English ivy, yay!

Asked April 6, 2017, 12:10 PM EDT

I have a patch of English ivy in my yard that I'm working on removing. We've removed all the top groundcover, leaves, stems and smaller roots, but there is quite a large root system (I think it's an old patch). Some roots are quite deep and large. What tips and tricks do you have for killing off the root system? The patch is under a large silver maple and small Japanese maple that I want to keep. Eventually, I'd love to plant some native plants to attract butterflies and birds. I'm hesitant to plant anything this year until we can get more of the roots removed. Should I continue to hack away at the roots, cover them with cardboard and mulch, try targeted application of glyphosate? I'm not a chemical friend and am worried about it damaging the trees, but if it works...

Washington County Oregon weed issues invasive species horticulture

1 Response

Controlling English ivy is quite a challenge. As you know they form extensive root systems. They can spread and reproduce both from stems that root as they touch the earth, and from the berries which the birds eat and carry long distances from the mother plant.

Control measures require determination and persistence. There are two main methods of control: 1. manual - pulling, mowing, and digging of the plant or mulching with cardboard and 2. chemical control. You've already done alot of manual control, which is great. With a perennial weed like ivy one treatment is never enough. You can dig all the roots out the area, but will probably miss a few. The goal has to be to deplete the nutrients stored in the roots, otherwise the plant will come back. Every time the roots have to send up a new shoot, they use of some of their stored nutrients. The leaves produce those nutrients, so you want to destroy any leaves that emerge. You can deplete the roots by continuing to pull the plants, depriving them of sunlight with the cardboard mulch, or by spraying any new plants with either glysophate (Round-up is one brand) or trichlopyr (brush killer is usually trichlopyr). Ivy develops a waxy coating that protects it from herbicides; so treating the new leaves which won't have had time to develop the coating makes the herbicides more effective.

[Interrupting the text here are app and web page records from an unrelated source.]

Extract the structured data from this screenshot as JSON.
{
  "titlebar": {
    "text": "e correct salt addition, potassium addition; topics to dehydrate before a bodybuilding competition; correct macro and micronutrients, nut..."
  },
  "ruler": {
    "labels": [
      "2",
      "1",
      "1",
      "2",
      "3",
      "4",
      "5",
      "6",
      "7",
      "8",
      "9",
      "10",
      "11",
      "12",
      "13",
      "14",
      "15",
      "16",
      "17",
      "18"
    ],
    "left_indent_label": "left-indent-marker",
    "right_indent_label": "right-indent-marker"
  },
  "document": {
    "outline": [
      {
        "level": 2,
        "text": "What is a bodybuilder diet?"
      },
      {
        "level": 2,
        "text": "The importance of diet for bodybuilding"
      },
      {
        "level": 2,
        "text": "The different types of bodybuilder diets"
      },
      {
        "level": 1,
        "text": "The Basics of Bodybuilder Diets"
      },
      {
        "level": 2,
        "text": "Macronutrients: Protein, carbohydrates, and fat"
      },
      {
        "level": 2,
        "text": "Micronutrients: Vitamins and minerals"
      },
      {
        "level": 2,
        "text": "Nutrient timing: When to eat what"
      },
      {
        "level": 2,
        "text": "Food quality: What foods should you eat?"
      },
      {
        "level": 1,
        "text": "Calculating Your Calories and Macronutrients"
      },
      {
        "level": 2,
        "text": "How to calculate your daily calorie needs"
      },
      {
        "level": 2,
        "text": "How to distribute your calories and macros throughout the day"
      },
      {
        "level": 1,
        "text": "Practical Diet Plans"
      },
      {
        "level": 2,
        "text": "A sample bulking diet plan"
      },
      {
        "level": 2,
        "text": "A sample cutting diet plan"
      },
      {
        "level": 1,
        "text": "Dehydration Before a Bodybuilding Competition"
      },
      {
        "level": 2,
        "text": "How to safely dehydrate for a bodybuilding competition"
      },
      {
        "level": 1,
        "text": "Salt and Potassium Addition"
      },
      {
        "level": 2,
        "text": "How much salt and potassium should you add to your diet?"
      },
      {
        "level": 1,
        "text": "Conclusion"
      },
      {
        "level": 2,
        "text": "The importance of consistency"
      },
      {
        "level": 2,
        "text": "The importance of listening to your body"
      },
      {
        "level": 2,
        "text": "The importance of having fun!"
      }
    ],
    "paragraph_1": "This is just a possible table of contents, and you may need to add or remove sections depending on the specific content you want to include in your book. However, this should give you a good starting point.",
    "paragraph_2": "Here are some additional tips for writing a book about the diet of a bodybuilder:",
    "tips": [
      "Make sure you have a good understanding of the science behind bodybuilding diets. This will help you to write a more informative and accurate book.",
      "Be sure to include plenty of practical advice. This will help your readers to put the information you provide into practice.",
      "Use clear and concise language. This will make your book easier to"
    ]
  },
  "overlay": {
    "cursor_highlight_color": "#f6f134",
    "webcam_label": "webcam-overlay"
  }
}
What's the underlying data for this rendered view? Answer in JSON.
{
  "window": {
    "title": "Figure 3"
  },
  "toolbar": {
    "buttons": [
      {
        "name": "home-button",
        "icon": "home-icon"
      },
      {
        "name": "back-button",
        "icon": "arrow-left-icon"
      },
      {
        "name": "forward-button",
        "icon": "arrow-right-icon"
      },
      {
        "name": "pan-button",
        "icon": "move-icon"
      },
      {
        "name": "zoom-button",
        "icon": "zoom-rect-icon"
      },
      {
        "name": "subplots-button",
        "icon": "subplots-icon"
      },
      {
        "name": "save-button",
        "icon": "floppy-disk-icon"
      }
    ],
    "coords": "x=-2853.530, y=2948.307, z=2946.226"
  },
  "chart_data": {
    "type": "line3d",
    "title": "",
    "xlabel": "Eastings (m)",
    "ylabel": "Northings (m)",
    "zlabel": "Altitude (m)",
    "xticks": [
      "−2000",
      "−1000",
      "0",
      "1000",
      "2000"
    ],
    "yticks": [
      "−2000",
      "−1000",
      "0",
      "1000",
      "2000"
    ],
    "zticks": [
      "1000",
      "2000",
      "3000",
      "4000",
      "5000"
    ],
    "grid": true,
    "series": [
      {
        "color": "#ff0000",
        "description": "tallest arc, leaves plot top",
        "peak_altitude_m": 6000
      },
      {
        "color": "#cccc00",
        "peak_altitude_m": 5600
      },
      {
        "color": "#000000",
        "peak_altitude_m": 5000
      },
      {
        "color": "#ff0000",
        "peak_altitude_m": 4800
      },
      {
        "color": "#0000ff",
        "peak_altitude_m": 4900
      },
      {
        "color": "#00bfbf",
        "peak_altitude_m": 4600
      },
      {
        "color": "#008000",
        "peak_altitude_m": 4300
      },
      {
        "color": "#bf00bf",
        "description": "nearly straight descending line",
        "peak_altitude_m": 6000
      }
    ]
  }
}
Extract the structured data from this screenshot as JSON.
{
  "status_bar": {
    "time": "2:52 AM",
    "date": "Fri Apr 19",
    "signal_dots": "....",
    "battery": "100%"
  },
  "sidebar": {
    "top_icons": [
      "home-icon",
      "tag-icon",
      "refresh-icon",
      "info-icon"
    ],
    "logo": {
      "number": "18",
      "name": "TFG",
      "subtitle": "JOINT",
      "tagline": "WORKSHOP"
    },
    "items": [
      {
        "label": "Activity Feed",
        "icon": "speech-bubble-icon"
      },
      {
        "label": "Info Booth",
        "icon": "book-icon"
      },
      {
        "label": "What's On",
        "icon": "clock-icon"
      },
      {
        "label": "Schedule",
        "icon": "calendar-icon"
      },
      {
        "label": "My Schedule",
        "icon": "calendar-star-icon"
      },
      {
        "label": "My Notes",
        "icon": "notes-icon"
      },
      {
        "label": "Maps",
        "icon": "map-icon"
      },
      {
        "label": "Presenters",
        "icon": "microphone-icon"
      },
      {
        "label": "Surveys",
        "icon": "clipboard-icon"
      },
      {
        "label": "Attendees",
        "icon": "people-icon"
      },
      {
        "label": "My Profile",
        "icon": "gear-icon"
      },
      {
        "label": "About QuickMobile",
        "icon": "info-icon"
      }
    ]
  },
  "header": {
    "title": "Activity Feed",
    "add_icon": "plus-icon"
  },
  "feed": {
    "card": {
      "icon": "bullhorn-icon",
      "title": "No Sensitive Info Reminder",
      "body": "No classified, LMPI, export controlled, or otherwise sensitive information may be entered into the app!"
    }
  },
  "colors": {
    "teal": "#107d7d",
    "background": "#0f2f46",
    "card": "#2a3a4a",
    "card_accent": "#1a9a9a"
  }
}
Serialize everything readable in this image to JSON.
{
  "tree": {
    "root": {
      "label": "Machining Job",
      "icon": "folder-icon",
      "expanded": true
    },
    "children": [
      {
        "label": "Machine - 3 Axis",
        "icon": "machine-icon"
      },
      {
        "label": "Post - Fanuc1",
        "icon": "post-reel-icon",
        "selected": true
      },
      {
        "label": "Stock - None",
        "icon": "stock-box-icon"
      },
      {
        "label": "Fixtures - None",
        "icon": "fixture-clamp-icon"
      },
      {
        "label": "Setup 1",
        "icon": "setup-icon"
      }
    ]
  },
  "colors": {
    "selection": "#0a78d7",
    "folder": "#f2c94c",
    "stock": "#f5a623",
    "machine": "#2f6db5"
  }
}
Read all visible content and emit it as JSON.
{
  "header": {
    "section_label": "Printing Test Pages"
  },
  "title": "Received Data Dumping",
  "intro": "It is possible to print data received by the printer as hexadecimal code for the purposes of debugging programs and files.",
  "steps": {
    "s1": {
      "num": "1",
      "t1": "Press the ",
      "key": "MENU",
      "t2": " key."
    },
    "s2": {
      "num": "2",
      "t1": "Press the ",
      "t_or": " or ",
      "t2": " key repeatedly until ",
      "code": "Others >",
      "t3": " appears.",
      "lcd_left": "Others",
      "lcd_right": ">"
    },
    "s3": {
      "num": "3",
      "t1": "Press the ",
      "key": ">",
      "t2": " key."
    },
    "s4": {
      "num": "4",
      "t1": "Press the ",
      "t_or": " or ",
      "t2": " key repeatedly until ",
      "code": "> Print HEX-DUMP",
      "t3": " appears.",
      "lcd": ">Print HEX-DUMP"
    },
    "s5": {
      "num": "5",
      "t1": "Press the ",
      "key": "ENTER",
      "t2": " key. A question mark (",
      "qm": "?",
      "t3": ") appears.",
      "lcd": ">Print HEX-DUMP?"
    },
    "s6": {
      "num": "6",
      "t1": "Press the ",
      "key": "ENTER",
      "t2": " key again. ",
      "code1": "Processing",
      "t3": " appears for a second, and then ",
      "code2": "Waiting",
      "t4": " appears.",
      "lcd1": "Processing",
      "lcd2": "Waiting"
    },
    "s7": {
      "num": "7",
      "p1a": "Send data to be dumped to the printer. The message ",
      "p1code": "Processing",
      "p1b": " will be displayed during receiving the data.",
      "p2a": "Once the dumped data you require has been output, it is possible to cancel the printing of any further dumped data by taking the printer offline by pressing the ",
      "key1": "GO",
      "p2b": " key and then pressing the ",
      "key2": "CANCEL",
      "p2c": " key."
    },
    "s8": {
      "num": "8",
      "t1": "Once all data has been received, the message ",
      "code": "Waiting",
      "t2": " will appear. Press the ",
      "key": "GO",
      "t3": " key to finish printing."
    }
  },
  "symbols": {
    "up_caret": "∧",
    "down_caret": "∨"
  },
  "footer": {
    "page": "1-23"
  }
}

Whatever you choose, if you keep at it you can be successful. It can take a couple of years to completely eradicate ivy.

This article, English Ivy Control, gives additional information.